The first thing is NO MORE SILENCE. Start talking about it. Ask questions so that we might all know more about the struggle. Discover ways we can be of service, ways we can support those we love, those we know, and provide the kind of support that is NEEDED. Do not be afraid of the words. There is no harm in verbalizing “have you ever considered hurting yourself?” Don’t be afraid and be quiet. Be strong. Ask.

For someone struggling with the lengthy list of ailments, Depression, Anxiety, Bipolar, Eating Disorders, Schizophrenia, PTSD, and a plethora of others, a simple day can be overwhelming. Sometimes an hour can be overwhelming.

Also, a word, a gesture, a genuine smile, a moment taken out of your busy day filled with clutter, and details and lists and chaos…..

Can make a difference. It takes small steps to conquer a big journey. Small steps.

The bottom line here is don’t wait. Reach out. Be kind. Send a card, Send a text. Be present. I think that is the most important piece. BE PRESENT. Don’t ask “how are you feeling today”, or “How are you doing today?”, how can one answer that when one doesn’t even know themselves?

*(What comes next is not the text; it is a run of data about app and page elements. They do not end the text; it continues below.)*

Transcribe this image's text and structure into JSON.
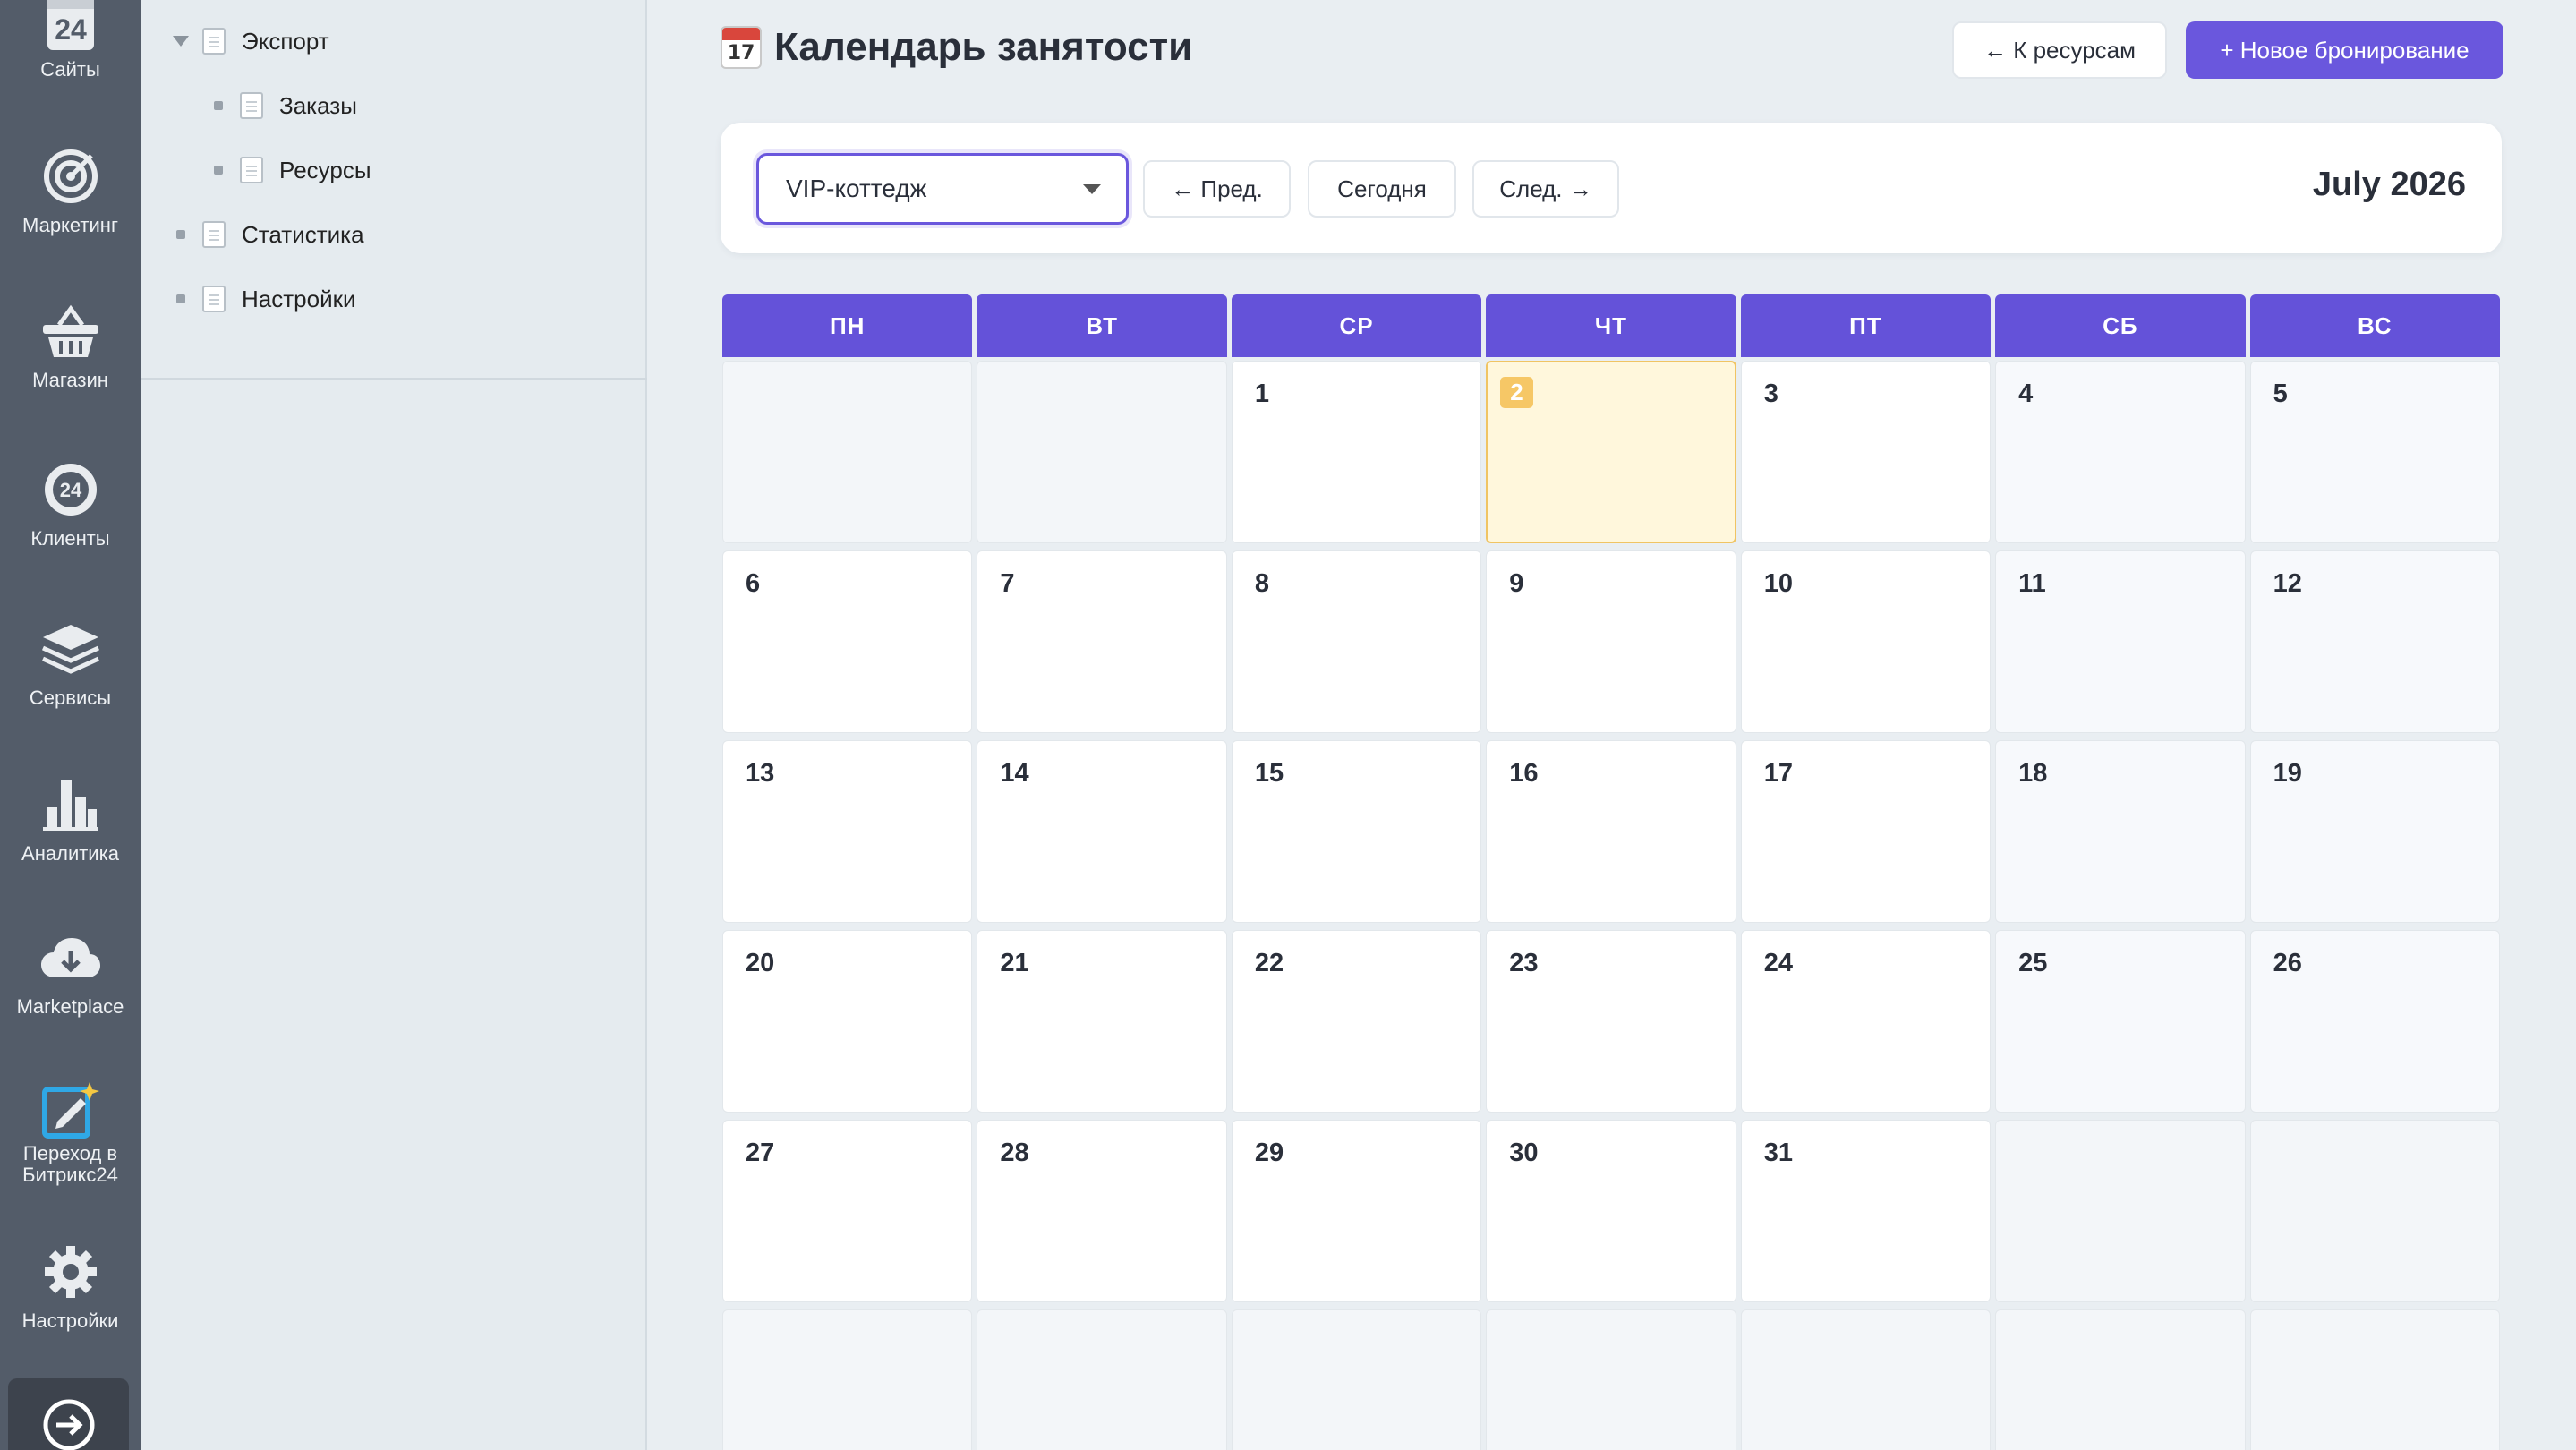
{
  "rail": {
    "items": [
      {
        "label": "Сайты",
        "icon": "calendar-24-icon"
      },
      {
        "label": "Маркетинг",
        "icon": "target-icon"
      },
      {
        "label": "Магазин",
        "icon": "basket-icon"
      },
      {
        "label": "Клиенты",
        "icon": "clients-24-icon"
      },
      {
        "label": "Сервисы",
        "icon": "layers-icon"
      },
      {
        "label": "Аналитика",
        "icon": "bar-chart-icon"
      },
      {
        "label": "Marketplace",
        "icon": "cloud-download-icon"
      },
      {
        "label": "Переход в Битрикс24",
        "icon": "edit-sparkle-icon"
      },
      {
        "label": "Настройки",
        "icon": "gear-icon"
      }
    ],
    "bottom_icon": "arrow-circle-icon",
    "icon_24": "24"
  },
  "tree": {
    "items": [
      {
        "label": "Экспорт"
      },
      {
        "label": "Заказы"
      },
      {
        "label": "Ресурсы"
      },
      {
        "label": "Статистика"
      },
      {
        "label": "Настройки"
      }
    ]
  },
  "header": {
    "title": "Календарь занятости",
    "title_icon_day": "17",
    "back_button": "← К ресурсам",
    "new_booking_button": "+ Новое бронирование"
  },
  "toolbar": {
    "resource_selected": "VIP-коттедж",
    "prev_label": "← Пред.",
    "today_label": "Сегодня",
    "next_label": "След. →",
    "month_label": "July 2026"
  },
  "calendar": {
    "weekdays": [
      "ПН",
      "ВТ",
      "СР",
      "ЧТ",
      "ПТ",
      "СБ",
      "ВС"
    ],
    "weeks": [
      [
        "",
        "",
        "1",
        "2",
        "3",
        "4",
        "5"
      ],
      [
        "6",
        "7",
        "8",
        "9",
        "10",
        "11",
        "12"
      ],
      [
        "13",
        "14",
        "15",
        "16",
        "17",
        "18",
        "19"
      ],
      [
        "20",
        "21",
        "22",
        "23",
        "24",
        "25",
        "26"
      ],
      [
        "27",
        "28",
        "29",
        "30",
        "31",
        "",
        ""
      ],
      [
        "",
        "",
        "",
        "",
        "",
        "",
        ""
      ]
    ],
    "today": "2"
  },
  "colors": {
    "accent": "#6a57dd",
    "header": "#6452d9",
    "today_bg": "#fff7dc",
    "today_badge": "#f6c766",
    "rail": "#535c69"
  }
}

How about, “I’m thinking of you and just wanted to remind you I’m here” or “You are enough” or a simple “I love you”.

 

img_1670-1I remember the horrible stigma and misinformation when HIV and AIDS became an issue. It took two decades for this to be adult conversation and erase a lot of the fear. This epidemic and the ensuing stigma surrounding Mental Illness reminds me of that time. Let us be a better generation. Let us speak up. Educate the ignorant. Embrace the afflicted. Let us be the people we are.

I am looking for those who are comfortable telling their stories. It is heavy on my heart to allow you to have a voice. We all need a voice. Any and all mental illness, therapists, parents, children, or interested people wanting to learn more, share more, learn more, educate more. I will be highlighting these stories every Friday. Please consider! My email is Lifeinasuitcase2014@gmail.com or DM me on twitter @Polley93

Until next time…….be kind…….always,

Polley93